Valentine refused to recognize Roman Gods and even attempted to convert the emperor, knowing the consequences fully. On February 24, 270, Valentine was executed.While Valentine was in prison awaiting his fate, he came in contact with his jailor, Asterius. The jailor had a blind daughter. Asterius requested him to heal his daughter. Through his faith he miraculously restored the sight of Asterius' daughter. Just before his execution, he asked for a pen and paper from his jailor, and signed a farewell message to her "From Your Valentine," a phrase that lived ever after.Valentine thus became a Patron Saint, and spiritual overseer of an annual festival. The festival involved young Romans offering women they admired, and wished to court, handwritten greetings of affection on February 14. The greeting cards acquired St.Valentine's name.The Valentine's Day card tradition spread with Christianity, and is now celebrated all over the world. One of the earliest cards was sent in 1415 by Charles, duke of Orleans, to his wife while he was a prisoner in the Tower of London.

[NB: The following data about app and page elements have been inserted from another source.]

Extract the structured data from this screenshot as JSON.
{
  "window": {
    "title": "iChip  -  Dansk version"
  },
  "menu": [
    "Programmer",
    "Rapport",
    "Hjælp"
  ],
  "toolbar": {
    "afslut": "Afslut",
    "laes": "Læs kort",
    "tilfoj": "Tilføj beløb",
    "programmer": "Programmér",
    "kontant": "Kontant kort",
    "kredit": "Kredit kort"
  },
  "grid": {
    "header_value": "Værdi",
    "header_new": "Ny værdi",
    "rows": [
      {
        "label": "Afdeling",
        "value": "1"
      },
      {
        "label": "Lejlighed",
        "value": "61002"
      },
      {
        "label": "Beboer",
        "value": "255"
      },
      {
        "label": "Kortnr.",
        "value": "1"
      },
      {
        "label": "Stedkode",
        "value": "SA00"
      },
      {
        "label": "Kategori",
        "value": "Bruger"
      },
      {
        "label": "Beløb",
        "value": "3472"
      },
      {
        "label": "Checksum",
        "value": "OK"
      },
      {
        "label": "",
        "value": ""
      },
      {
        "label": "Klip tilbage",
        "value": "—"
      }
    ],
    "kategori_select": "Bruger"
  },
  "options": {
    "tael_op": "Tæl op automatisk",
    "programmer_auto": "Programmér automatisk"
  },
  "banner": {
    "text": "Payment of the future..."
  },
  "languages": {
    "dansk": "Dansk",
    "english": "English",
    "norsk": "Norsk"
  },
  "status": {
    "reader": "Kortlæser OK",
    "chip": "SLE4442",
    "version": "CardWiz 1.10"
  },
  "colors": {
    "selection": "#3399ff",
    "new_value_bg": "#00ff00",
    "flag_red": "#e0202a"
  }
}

In the United States, the first mass-produced valentines of embossed paper lace were produced and sold shortly after 1847 by Esther Howland (1828-1904) of Worcester, Massachusetts.

The U.S. Greeting Card Association estimates that approximately one billion valentines are sent each year worldwide, making the day the second largest card-sending holiday of the year behind Christmas. The association estimates that women purchase approximately 85 percent of all valentines.

Here are some very special places to celebrate VALENTINE’S DAY in Boston

TOP OF THE HUB, Friday, Saturday and Sunday, February 15th
$250 per couple, beverages, tax and gratuity not included
Live entertainment.

The Menu

Kama Sutra
Tempura Oysters, Tomatillo Sauce, Creamy Masa, Pico De Gallo
Pastry Quiver Full of Cupids Arrows
Poached Asparagus Wrapped in Black Forest Ham, Baked Puff Pastry & Cheese Fondue, Rosewater Hollandaise
Love Potion #9
Champagne & Mussel Soup, Caviar Cream

* * *
*Cuban Coffee Cocoa Rubbed Pork Tenderloin
Slow Roasted Pineapple, Star Anise Vanilla Bean Compote, Pasilla Banana Mole Sauce
Rosemary Scented Rack of Lamb
Celery Root & Sweetheart Potatoes Gratin, Honey Glazed Baby Carrots, Pomegranate Gastrique
*Grilled Beef Tenderloin
Winter Black Truffle & Goat Cheese Soufflé, Braised Artichoke, Bordelaise Sauce & Mustard Cream
*Pan Seared Salmon
Red wine Risotto, Parmesan Broth, Nasturtium Butter, Haricot Verts

* * *
Rocket Arugula
Spiced Spanish Almond Sweet 100’s, Stilton Cheese, Jerez Tomato Vinaigrette

* * *
Raspberry Chocolate Cake
Cherry Brandy Truffle, Godiva White Chocolate Sauce, Cherry Coulis



C. Paul Luongo is the President of C. Paul Luongo Company,
Public Relations & Marketing, Boston